LONDON — Archie Battersbee, a 12-year-old British boy whose life support was withdrawn after a legal battle between his parents and doctors, died Saturday, his mother said, ending another harrowing case of who does life and death decisions for a seriously ill child.
Archie had been in a deep coma since his mother found him unconscious at their home in Essex, southeast England, on April 7 with something tied around his neck. His mother, Hollie Dance, said he may have been participating in an online challenge.
In a series of rulings, judges found that Archie had suffered severe brain damage and that the burdens of treating his condition “together with the complete lack of prospect of recovery” outweighed the benefits of continuing to keep him alive on a ventilator.
Archie’s family appealed the decisions, saying they wanted to let him die at a time “chosen by God”. They argued that because of his Christian beliefs and the thoughts he had expressed in the past, Archie’s intention would be to continue on life support.
On Wednesday night, after unsuccessful appeals at three different courts in a week, the family asked for Archie to be moved to a hospice. Doctors at the Royal London Hospital refused because of the risks associated with moving him, saying it would likely cause “premature deterioration”, and the family’s legal efforts to overturn the decision were also rejected.
Ms Dance had described doctors’ decision to schedule a time to come off life support as a “choreographed execution of my son”. He asked why parents “have their decisions and rights taken away.”
In Britain, when parents and doctors disagree about what is in a child’s best interests, a court is called in to decide. Similar high-profile cases have emerged in recent years, such as those of Charlie Gard and Alfie Evans. Pope Francis stood on both of these occasions and Donald J. Trump, when he was president, offered help from the United States for 11-month-old Charlie.
Experts said such painful dilemmas reflected a shift from when doctors made the final call, with decisions viewed not only as medical but also ethical.
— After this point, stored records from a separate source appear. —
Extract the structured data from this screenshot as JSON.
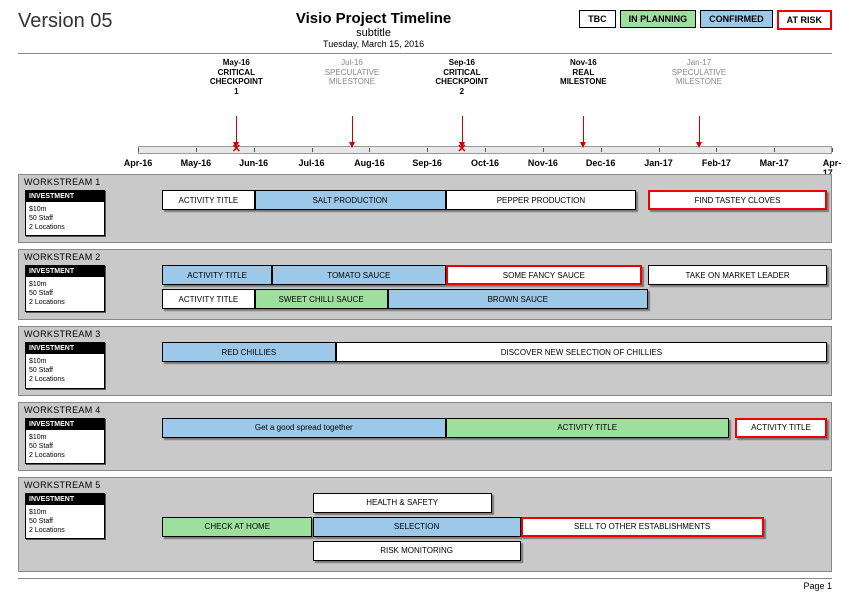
{
  "header": {
    "version": "Version 05",
    "title": "Visio Project Timeline",
    "subtitle": "subtitle",
    "date": "Tuesday, March 15, 2016"
  },
  "legend": {
    "tbc": "TBC",
    "planning": "IN PLANNING",
    "confirmed": "CONFIRMED",
    "risk": "AT RISK"
  },
  "axis": {
    "start_index": 0,
    "ticks": [
      "Apr-16",
      "May-16",
      "Jun-16",
      "Jul-16",
      "Aug-16",
      "Sep-16",
      "Oct-16",
      "Nov-16",
      "Dec-16",
      "Jan-17",
      "Feb-17",
      "Mar-17",
      "Apr-17"
    ]
  },
  "milestones": [
    {
      "month_index": 1.7,
      "lines": [
        "May-16",
        "CRITICAL",
        "CHECKPOINT",
        "1"
      ],
      "style": "strong",
      "marker": "x"
    },
    {
      "month_index": 3.7,
      "lines": [
        "Jul-16",
        "SPECULATIVE",
        "MILESTONE"
      ],
      "style": "weak",
      "marker": "arrow"
    },
    {
      "month_index": 5.6,
      "lines": [
        "Sep-16",
        "CRITICAL",
        "CHECKPOINT",
        "2"
      ],
      "style": "strong",
      "marker": "x"
    },
    {
      "month_index": 7.7,
      "lines": [
        "Nov-16",
        "REAL",
        "MILESTONE"
      ],
      "style": "strong",
      "marker": "arrow"
    },
    {
      "month_index": 9.7,
      "lines": [
        "Jan-17",
        "SPECULATIVE",
        "MILESTONE"
      ],
      "style": "weak",
      "marker": "arrow"
    }
  ],
  "investment": {
    "head": "INVESTMENT",
    "line1": "$10m",
    "line2": "50 Staff",
    "line3": "2 Locations"
  },
  "workstreams": [
    {
      "title": "WORKSTREAM 1",
      "rows": [
        [
          {
            "label": "ACTIVITY TITLE",
            "status": "tbc",
            "start": 0.4,
            "end": 2.0
          },
          {
            "label": "SALT PRODUCTION",
            "status": "confirmed",
            "start": 2.0,
            "end": 5.3
          },
          {
            "label": "PEPPER PRODUCTION",
            "status": "tbc",
            "start": 5.3,
            "end": 8.6
          },
          {
            "label": "FIND TASTEY CLOVES",
            "status": "risk",
            "start": 8.8,
            "end": 11.9
          }
        ]
      ]
    },
    {
      "title": "WORKSTREAM 2",
      "rows": [
        [
          {
            "label": "ACTIVITY TITLE",
            "status": "confirmed",
            "start": 0.4,
            "end": 2.3
          },
          {
            "label": "TOMATO SAUCE",
            "status": "confirmed",
            "start": 2.3,
            "end": 5.3
          },
          {
            "label": "SOME FANCY SAUCE",
            "status": "risk",
            "start": 5.3,
            "end": 8.7
          },
          {
            "label": "TAKE ON MARKET LEADER",
            "status": "tbc",
            "start": 8.8,
            "end": 11.9
          }
        ],
        [
          {
            "label": "ACTIVITY TITLE",
            "status": "tbc",
            "start": 0.4,
            "end": 2.0
          },
          {
            "label": "SWEET CHILLI SAUCE",
            "status": "planning",
            "start": 2.0,
            "end": 4.3
          },
          {
            "label": "BROWN SAUCE",
            "status": "confirmed",
            "start": 4.3,
            "end": 8.8
          }
        ]
      ]
    },
    {
      "title": "WORKSTREAM 3",
      "rows": [
        [
          {
            "label": "RED CHILLIES",
            "status": "confirmed",
            "start": 0.4,
            "end": 3.4
          },
          {
            "label": "DISCOVER NEW SELECTION OF CHILLIES",
            "status": "tbc",
            "start": 3.4,
            "end": 11.9
          }
        ]
      ]
    },
    {
      "title": "WORKSTREAM 4",
      "rows": [
        [
          {
            "label": "Get a good spread together",
            "status": "confirmed",
            "start": 0.4,
            "end": 5.3
          },
          {
            "label": "ACTIVITY TITLE",
            "status": "planning",
            "start": 5.3,
            "end": 10.2
          },
          {
            "label": "ACTIVITY TITLE",
            "status": "risk",
            "start": 10.3,
            "end": 11.9
          }
        ]
      ]
    },
    {
      "title": "WORKSTREAM 5",
      "rows": [
        [
          {
            "label": "HEALTH & SAFETY",
            "status": "tbc",
            "start": 3.0,
            "end": 6.1
          }
        ],
        [
          {
            "label": "CHECK AT HOME",
            "status": "planning",
            "start": 0.4,
            "end": 3.0
          },
          {
            "label": "SELECTION",
            "status": "confirmed",
            "start": 3.0,
            "end": 6.6
          },
          {
            "label": "SELL TO OTHER ESTABLISHMENTS",
            "status": "risk",
            "start": 6.6,
            "end": 10.8
          }
        ],
        [
          {
            "label": "RISK MONITORING",
            "status": "tbc",
            "start": 3.0,
            "end": 6.6
          }
        ]
      ]
    }
  ],
  "footer": {
    "page": "Page 1"
  }
}
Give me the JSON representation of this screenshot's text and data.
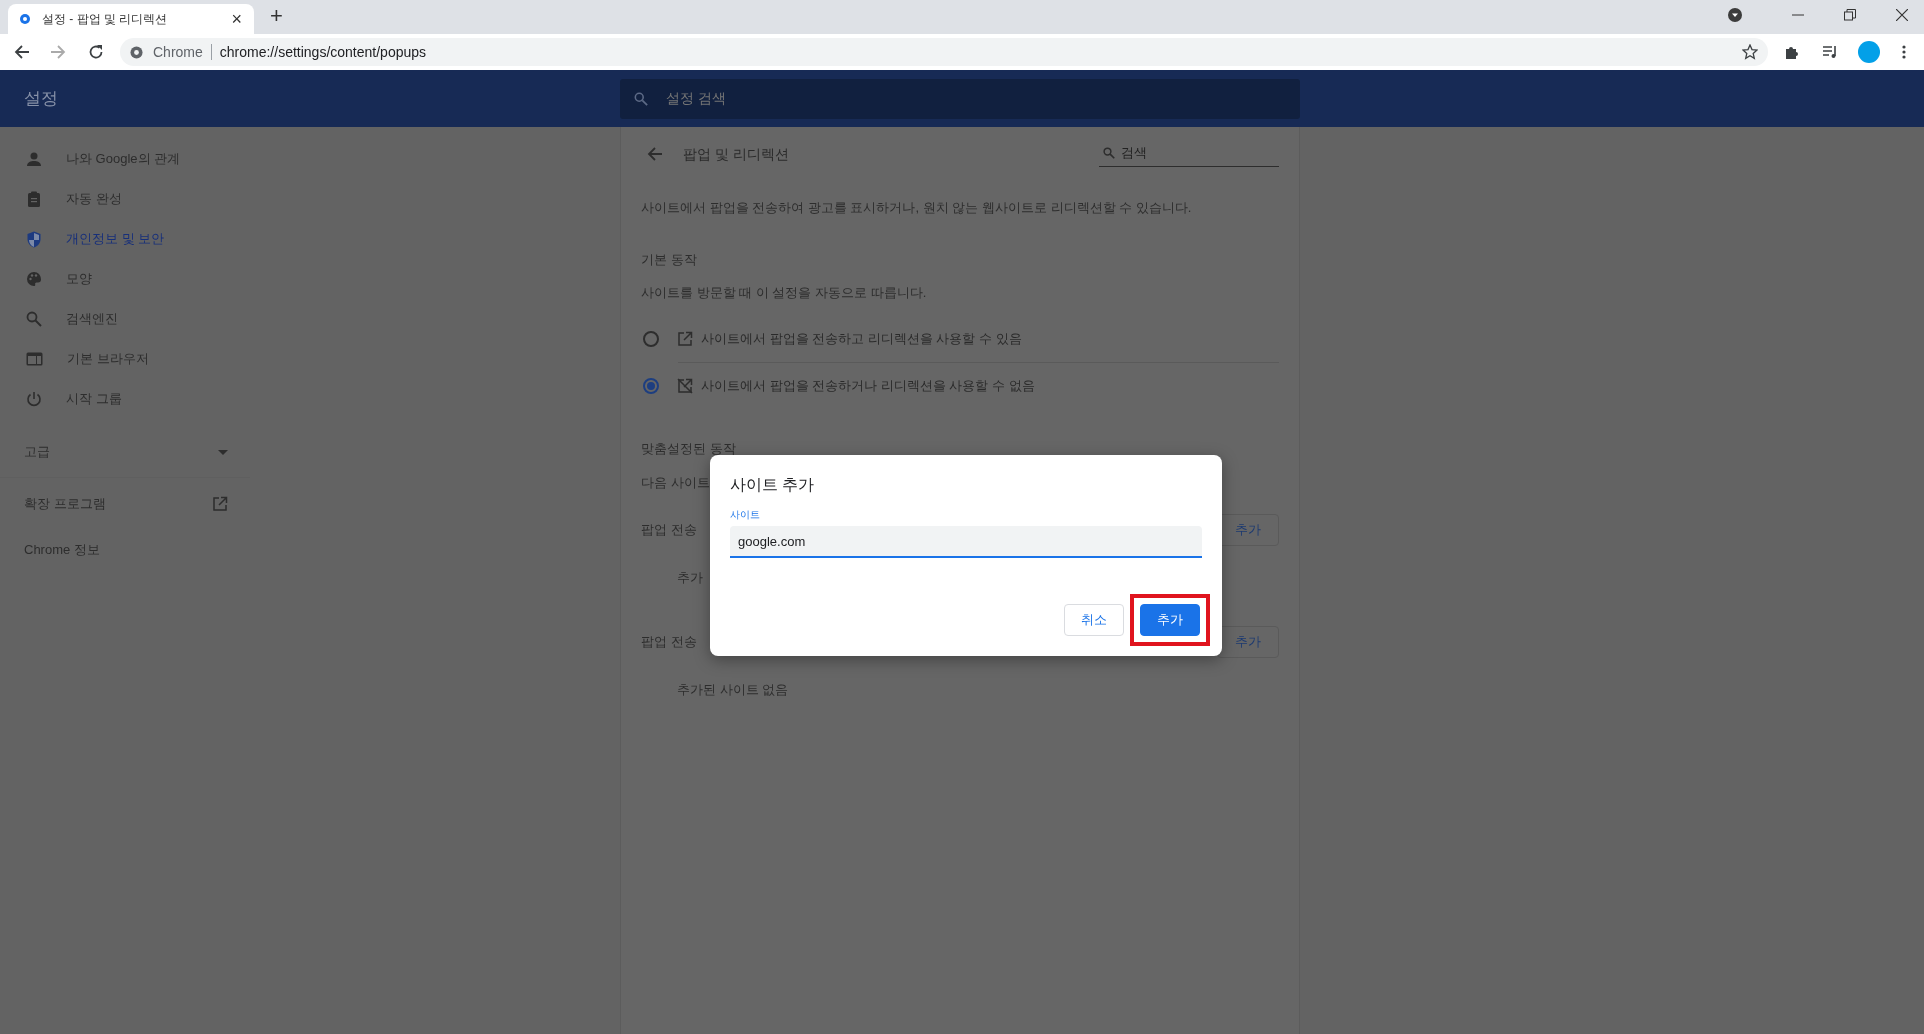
{
  "browser": {
    "tab": {
      "title": "설정 - 팝업 및 리디렉션",
      "close": "×"
    },
    "new_tab": "+",
    "address": {
      "site": "Chrome",
      "url": "chrome://settings/content/popups"
    }
  },
  "header": {
    "title": "설정",
    "search_placeholder": "설정 검색"
  },
  "sidebar": {
    "items": [
      {
        "label": "나와 Google의 관계",
        "selected": false
      },
      {
        "label": "자동 완성",
        "selected": false
      },
      {
        "label": "개인정보 및 보안",
        "selected": true
      },
      {
        "label": "모양",
        "selected": false
      },
      {
        "label": "검색엔진",
        "selected": false
      },
      {
        "label": "기본 브라우저",
        "selected": false
      },
      {
        "label": "시작 그룹",
        "selected": false
      }
    ],
    "advanced": "고급",
    "links": [
      {
        "label": "확장 프로그램",
        "external": true
      },
      {
        "label": "Chrome 정보",
        "external": false
      }
    ]
  },
  "page": {
    "title": "팝업 및 리디렉션",
    "search": "검색",
    "description": "사이트에서 팝업을 전송하여 광고를 표시하거나, 원치 않는 웹사이트로 리디렉션할 수 있습니다.",
    "default_heading": "기본 동작",
    "default_sub": "사이트를 방문할 때 이 설정을 자동으로 따릅니다.",
    "options": [
      {
        "label": "사이트에서 팝업을 전송하고 리디렉션을 사용할 수 있음",
        "selected": false
      },
      {
        "label": "사이트에서 팝업을 전송하거나 리디렉션을 사용할 수 없음",
        "selected": true
      }
    ],
    "custom_heading": "맞춤설정된 동작",
    "custom_sub": "다음 사이트",
    "sections": [
      {
        "title": "팝업 전송",
        "button": "추가",
        "empty": "추가"
      },
      {
        "title": "팝업 전송",
        "button": "추가",
        "empty": "추가된 사이트 없음"
      }
    ]
  },
  "dialog": {
    "title": "사이트 추가",
    "field_label": "사이트",
    "value": "google.com",
    "buttons": [
      {
        "label": "취소",
        "kind": "secondary",
        "highlighted": false
      },
      {
        "label": "추가",
        "kind": "primary",
        "highlighted": true
      }
    ]
  }
}
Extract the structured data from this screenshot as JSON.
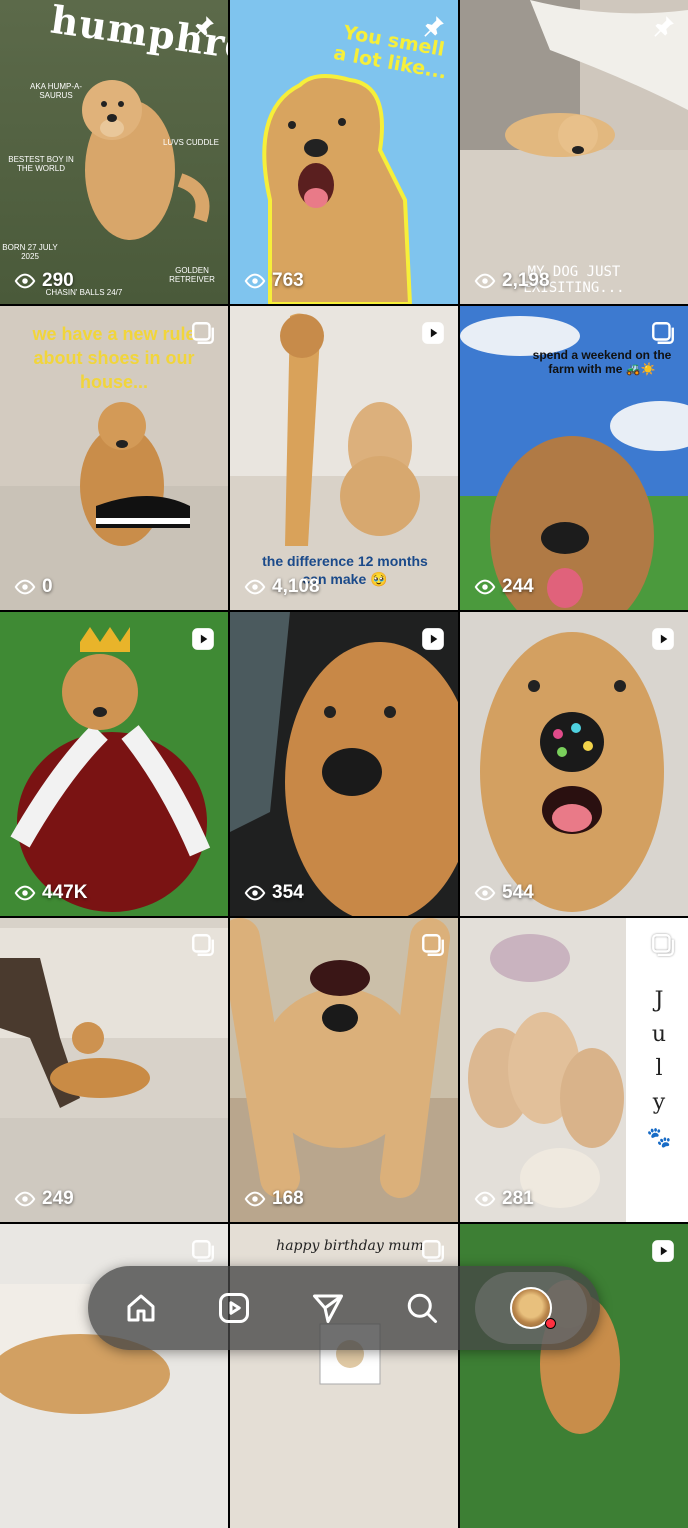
{
  "tiles": [
    {
      "views": "290",
      "badge": "pin",
      "title": "humphrey",
      "captions": [
        "AKA HUMP-A-SAURUS",
        "BESTEST BOY IN THE WORLD",
        "BORN 27 JULY 2025",
        "LUVS CUDDLE",
        "GOLDEN RETREIVER",
        "CHASIN' BALLS 24/7"
      ]
    },
    {
      "views": "763",
      "badge": "pin",
      "caption": "You smell a lot like..."
    },
    {
      "views": "2,198",
      "badge": "pin",
      "caption": "MY DOG JUST EXISITING..."
    },
    {
      "views": "0",
      "badge": "carousel",
      "caption": "we have a new rule about shoes in our house..."
    },
    {
      "views": "4,108",
      "badge": "reel",
      "caption": "the difference 12 months can make 🥹"
    },
    {
      "views": "244",
      "badge": "carousel",
      "caption": "spend a weekend on the farm with me 🚜☀️"
    },
    {
      "views": "447K",
      "badge": "reel"
    },
    {
      "views": "354",
      "badge": "reel"
    },
    {
      "views": "544",
      "badge": "reel"
    },
    {
      "views": "249",
      "badge": "carousel"
    },
    {
      "views": "168",
      "badge": "carousel"
    },
    {
      "views": "281",
      "badge": "carousel",
      "caption_letters": [
        "J",
        "u",
        "l",
        "y"
      ]
    },
    {
      "badge": "carousel"
    },
    {
      "badge": "carousel",
      "caption": "happy birthday mum"
    },
    {
      "badge": "reel"
    }
  ],
  "nav": {
    "items": [
      "home-icon",
      "reels-icon",
      "send-icon",
      "search-icon",
      "profile-avatar"
    ],
    "active": "profile-avatar",
    "notification_color": "#ff3040"
  }
}
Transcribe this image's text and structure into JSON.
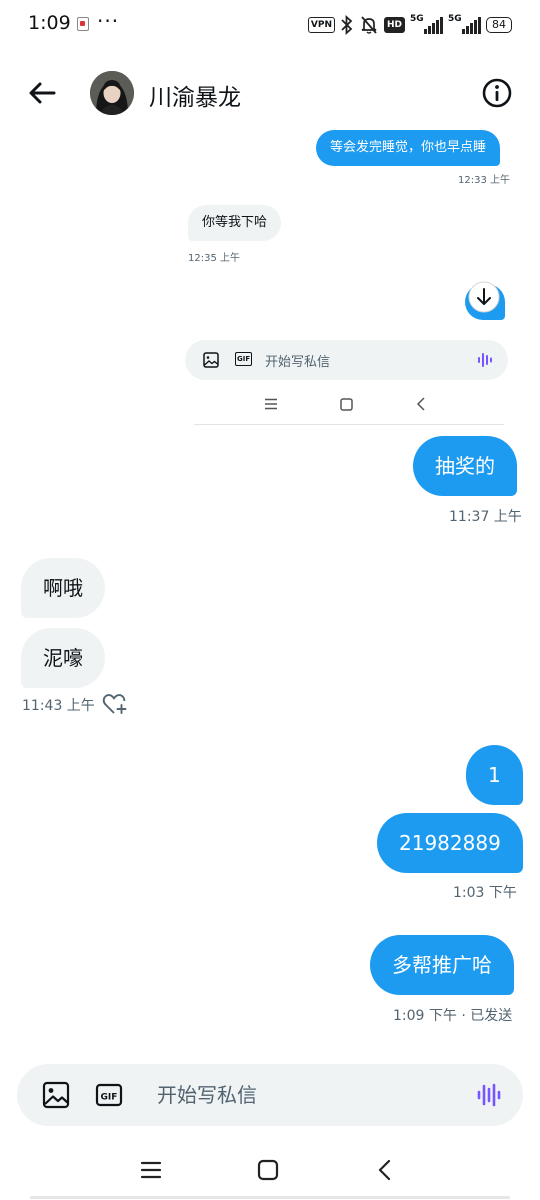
{
  "status_bar": {
    "time": "1:09",
    "more": "···",
    "vpn": "VPN",
    "hd": "HD",
    "network1": "5G",
    "network2": "5G",
    "battery": "84"
  },
  "header": {
    "title": "川渝暴龙"
  },
  "embedded_screenshot": {
    "messages": [
      {
        "dir": "out",
        "text": "等会发完睡觉，你也早点睡",
        "time": "12:33 上午"
      },
      {
        "dir": "in",
        "text": "你等我下哈",
        "time": "12:35 上午"
      }
    ],
    "compose_placeholder": "开始写私信"
  },
  "messages": [
    {
      "dir": "out",
      "text": "抽奖的",
      "time": "11:37 上午"
    },
    {
      "dir": "in",
      "text": "啊哦"
    },
    {
      "dir": "in",
      "text": "泥嚎",
      "time": "11:43 上午"
    },
    {
      "dir": "out",
      "text": "1"
    },
    {
      "dir": "out",
      "text": "21982889",
      "time": "1:03 下午"
    },
    {
      "dir": "out",
      "text": "多帮推广哈",
      "time": "1:09 下午 · 已发送"
    }
  ],
  "compose": {
    "placeholder": "开始写私信",
    "value": ""
  },
  "colors": {
    "accent": "#1d9bf0",
    "incoming_bubble": "#eff3f4",
    "voice_icon": "#7856ff"
  },
  "icons": [
    "back-arrow-icon",
    "info-icon",
    "image-icon",
    "gif-icon",
    "voice-wave-icon",
    "reaction-heart-icon",
    "scroll-down-icon",
    "menu-icon",
    "home-icon",
    "back-nav-icon"
  ]
}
If parents disagree with doctors, almost impossible questions arise, such as what kind of life is worth living and how serious a child’s condition must be before it is judged that there is no chance of recovery.
In Archie’s case, doctors said they believed his brain stem was dead. Due to the lack of response, however, doctors were unable to perform a full brainstem examination, so he was not declared legally brain dead.
At the hearings, the judges sided with the medical evidence supporting the conclusion that Archie had no prospect of recovery. They ruled that medical support “serves only to prolong his death, while it cannot prolong his life,” according to court documents.
Ms Dance said Archie’s condition was better than doctors described in court. He said she had shown signs of improvement, adding that he had even shaken her hand.
Archie’s father Paul Battersbee has kept a lower profile during the legal battles but has supported efforts to keep him on life support.
Dominic Wilkinson, professor of medical ethics at the University of Oxford, said the issue came down to a fundamental question.
“It’s what medicine is for», he said. “It is to make us better, so that we can live and enjoy our lives. But sometimes all the medicine can do is prolong the dying phase. And sometimes medicine, frankly, does more harm than good.”
But, he added, on this issue, doctors and families sometimes disagreed.
“Families may sometimes want to prolong life at all costs,” he said, “while health professionals recognize that medicine has reached its natural limits.”
Last week, after the British Supreme Court refused to intervene to delay the withdrawal of life support, Ms. Dance applied to the United Nations Committee on the Rights of Persons with Disabilities, an arm of the agency’s human rights agency. The agency said it had asked the British government to refrain from withdrawing the treatment while the case was under review.
“All we’ve asked for is more time,” Ms Dance said in a statement at the time. “The urgency from the hospital and the courts is inexplicable.”
“I don’t believe there is anything ‘decent’ about planning Archie’s death,” he added. “Parents need support, not pressure.”
But on Monday, the court refused to extend a pause beyond noon on Tuesday, arguing that the Convention on the Rights of Persons with Disabilities, under which the United Nations committee had made its request, was a ” unincorporated international treaty’ and that the decision to withdraw life support could stand.
The family asked on Tuesday to appeal the decision to the Supreme Court, but the request was rejected. The next morning, they filed an application with the European Court of Human Rights, which declined to intervene.
On Saturday, shortly after his life support was withdrawn at 10am, Archie died.
“I wouldn’t want any other parents to go through what we went through,” Ms Dance told Times Radio on Wednesday, adding that she plans to continue to raise awareness of issues such as online challenges involving children and “use Archie’s story we hope they save their lives.”